Draw out every line with the word "gitwarren" from the listing below.

########################################

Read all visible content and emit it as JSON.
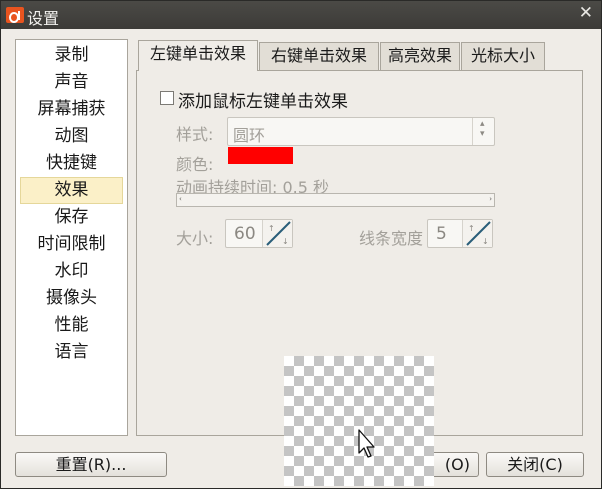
{
  "window": {
    "title": "设置",
    "close_glyph": "✕"
  },
  "sidebar": {
    "items": [
      {
        "label": "录制"
      },
      {
        "label": "声音"
      },
      {
        "label": "屏幕捕获"
      },
      {
        "label": "动图"
      },
      {
        "label": "快捷键"
      },
      {
        "label": "效果",
        "selected": true
      },
      {
        "label": "保存"
      },
      {
        "label": "时间限制"
      },
      {
        "label": "水印"
      },
      {
        "label": "摄像头"
      },
      {
        "label": "性能"
      },
      {
        "label": "语言"
      }
    ]
  },
  "tabs": [
    {
      "label": "左键单击效果",
      "active": true
    },
    {
      "label": "右键单击效果"
    },
    {
      "label": "高亮效果"
    },
    {
      "label": "光标大小"
    }
  ],
  "panel": {
    "enable_checkbox": {
      "label": "添加鼠标左键单击效果",
      "checked": false
    },
    "style": {
      "label": "样式:",
      "value": "圆环"
    },
    "color": {
      "label": "颜色:",
      "value": "#ff0000"
    },
    "duration": {
      "label": "动画持续时间: 0.5 秒",
      "slider_left": "‹",
      "slider_right": "›"
    },
    "size": {
      "label": "大小:",
      "value": "60"
    },
    "line_width": {
      "label": "线条宽度",
      "value": "5"
    }
  },
  "footer": {
    "reset_label": "重置(R)...",
    "ok_label": "(O)",
    "close_label": "关闭(C)"
  },
  "icons": {
    "app": "app-logo-icon",
    "close": "close-icon",
    "cursor": "mouse-pointer-icon"
  }
}
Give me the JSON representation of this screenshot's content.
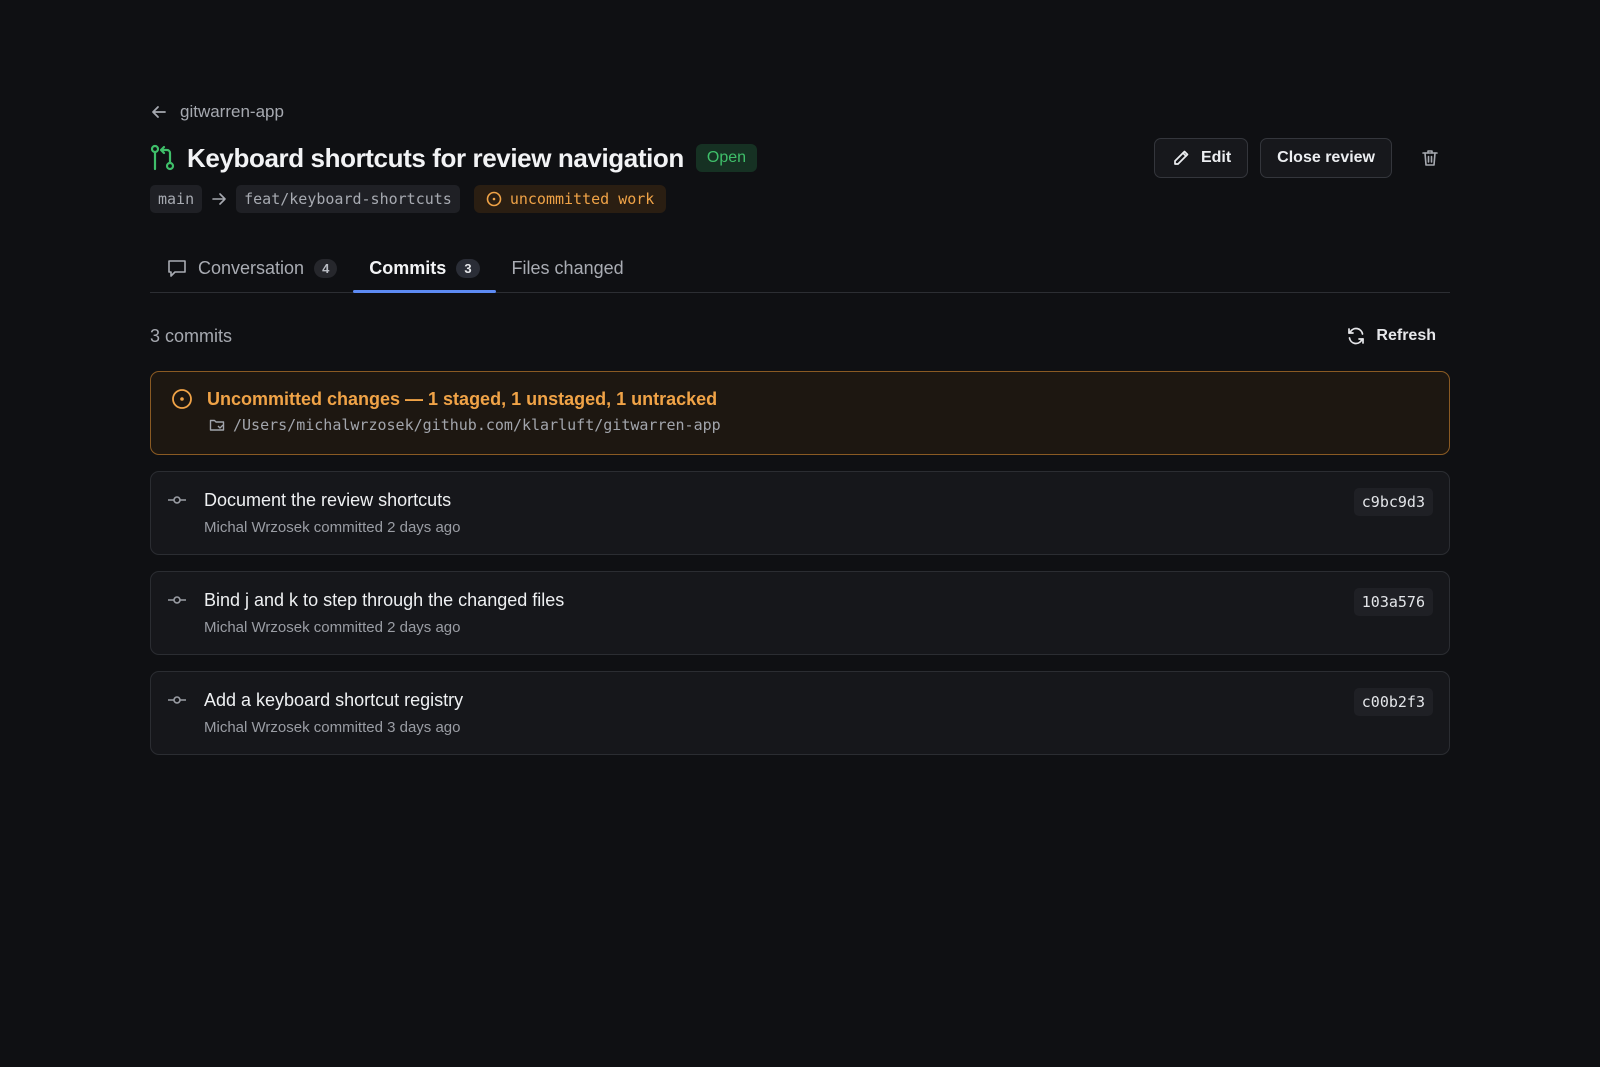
{
  "back": {
    "label": "gitwarren-app"
  },
  "header": {
    "title": "Keyboard shortcuts for review navigation",
    "status": "Open",
    "edit_label": "Edit",
    "close_label": "Close review"
  },
  "branches": {
    "base": "main",
    "head": "feat/keyboard-shortcuts",
    "warning": "uncommitted work"
  },
  "tabs": [
    {
      "label": "Conversation",
      "count": "4"
    },
    {
      "label": "Commits",
      "count": "3"
    },
    {
      "label": "Files changed"
    }
  ],
  "commits_header": {
    "count_label": "3 commits",
    "refresh_label": "Refresh"
  },
  "uncommitted": {
    "title": "Uncommitted changes — 1 staged, 1 unstaged, 1 untracked",
    "path": "/Users/michalwrzosek/github.com/klarluft/gitwarren-app"
  },
  "commits": [
    {
      "message": "Document the review shortcuts",
      "meta": "Michal Wrzosek committed 2 days ago",
      "sha": "c9bc9d3"
    },
    {
      "message": "Bind j and k to step through the changed files",
      "meta": "Michal Wrzosek committed 2 days ago",
      "sha": "103a576"
    },
    {
      "message": "Add a keyboard shortcut registry",
      "meta": "Michal Wrzosek committed 3 days ago",
      "sha": "c00b2f3"
    }
  ],
  "colors": {
    "background": "#0f1013",
    "open_green": "#3fbf6a",
    "warning_orange": "#f0a347",
    "tab_accent": "#5d8bf4"
  }
}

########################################

= Response area =
    "label": "gitwarren-app"
    "path": "/Users/michalwrzosek/github.com/klarluft/gitwarren-app"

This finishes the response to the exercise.